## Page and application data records
^^^^

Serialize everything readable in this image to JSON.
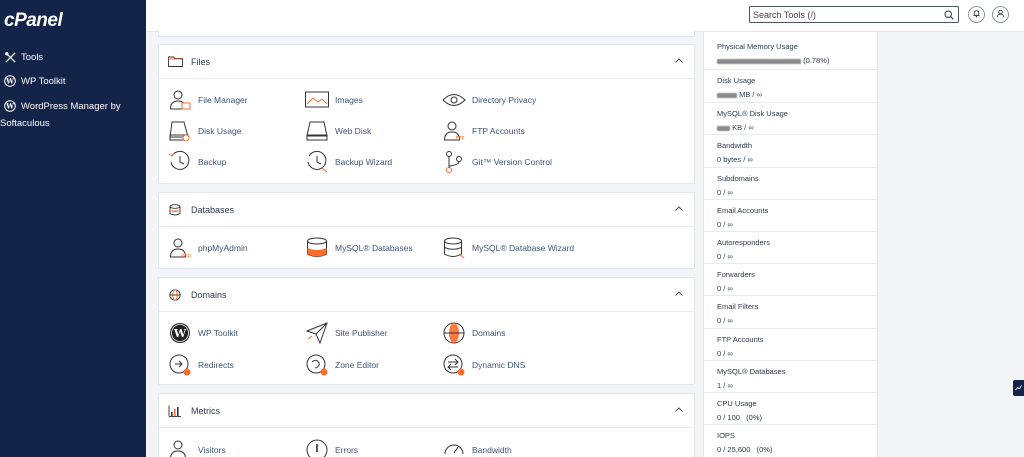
{
  "brand": {
    "logo_text": "cPanel"
  },
  "sidebar": {
    "items": [
      {
        "label": "Tools",
        "icon": "tools-icon"
      },
      {
        "label": "WP Toolkit",
        "icon": "wordpress-icon"
      },
      {
        "label": "WordPress Manager by Softaculous",
        "icon": "wordpress-icon"
      }
    ]
  },
  "header": {
    "search_placeholder": "Search Tools (/)",
    "icons": [
      "search-icon",
      "bell-icon",
      "user-icon"
    ]
  },
  "sections": {
    "files": {
      "title": "Files",
      "tools": [
        "File Manager",
        "Images",
        "Directory Privacy",
        "Disk Usage",
        "Web Disk",
        "FTP Accounts",
        "Backup",
        "Backup Wizard",
        "Git™ Version Control"
      ]
    },
    "databases": {
      "title": "Databases",
      "tools": [
        "phpMyAdmin",
        "MySQL® Databases",
        "MySQL® Database Wizard"
      ]
    },
    "domains": {
      "title": "Domains",
      "tools": [
        "WP Toolkit",
        "Site Publisher",
        "Domains",
        "Redirects",
        "Zone Editor",
        "Dynamic DNS"
      ]
    },
    "metrics": {
      "title": "Metrics",
      "tools": [
        "Visitors",
        "Errors",
        "Bandwidth"
      ]
    }
  },
  "stats": [
    {
      "label": "Physical Memory Usage",
      "value": "(0.78%)"
    },
    {
      "label": "Disk Usage",
      "value": "MB / ∞"
    },
    {
      "label": "MySQL® Disk Usage",
      "value": "KB / ∞"
    },
    {
      "label": "Bandwidth",
      "value": "0 bytes / ∞"
    },
    {
      "label": "Subdomains",
      "value": "0 / ∞"
    },
    {
      "label": "Email Accounts",
      "value": "0 / ∞"
    },
    {
      "label": "Autoresponders",
      "value": "0 / ∞"
    },
    {
      "label": "Forwarders",
      "value": "0 / ∞"
    },
    {
      "label": "Email Filters",
      "value": "0 / ∞"
    },
    {
      "label": "FTP Accounts",
      "value": "0 / ∞"
    },
    {
      "label": "MySQL® Databases",
      "value": "1 / ∞"
    },
    {
      "label": "CPU Usage",
      "value": "0 / 100   (0%)"
    },
    {
      "label": "IOPS",
      "value": "0 / 25,600   (0%)"
    }
  ],
  "colors": {
    "sidebar_bg": "#142449",
    "accent": "#ff6c2c",
    "link": "#3e5576"
  }
}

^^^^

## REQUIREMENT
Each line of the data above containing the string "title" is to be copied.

## WRITTEN ANSWER
      "title": "Files",
      "title": "Databases",
      "title": "Domains",
      "title": "Metrics",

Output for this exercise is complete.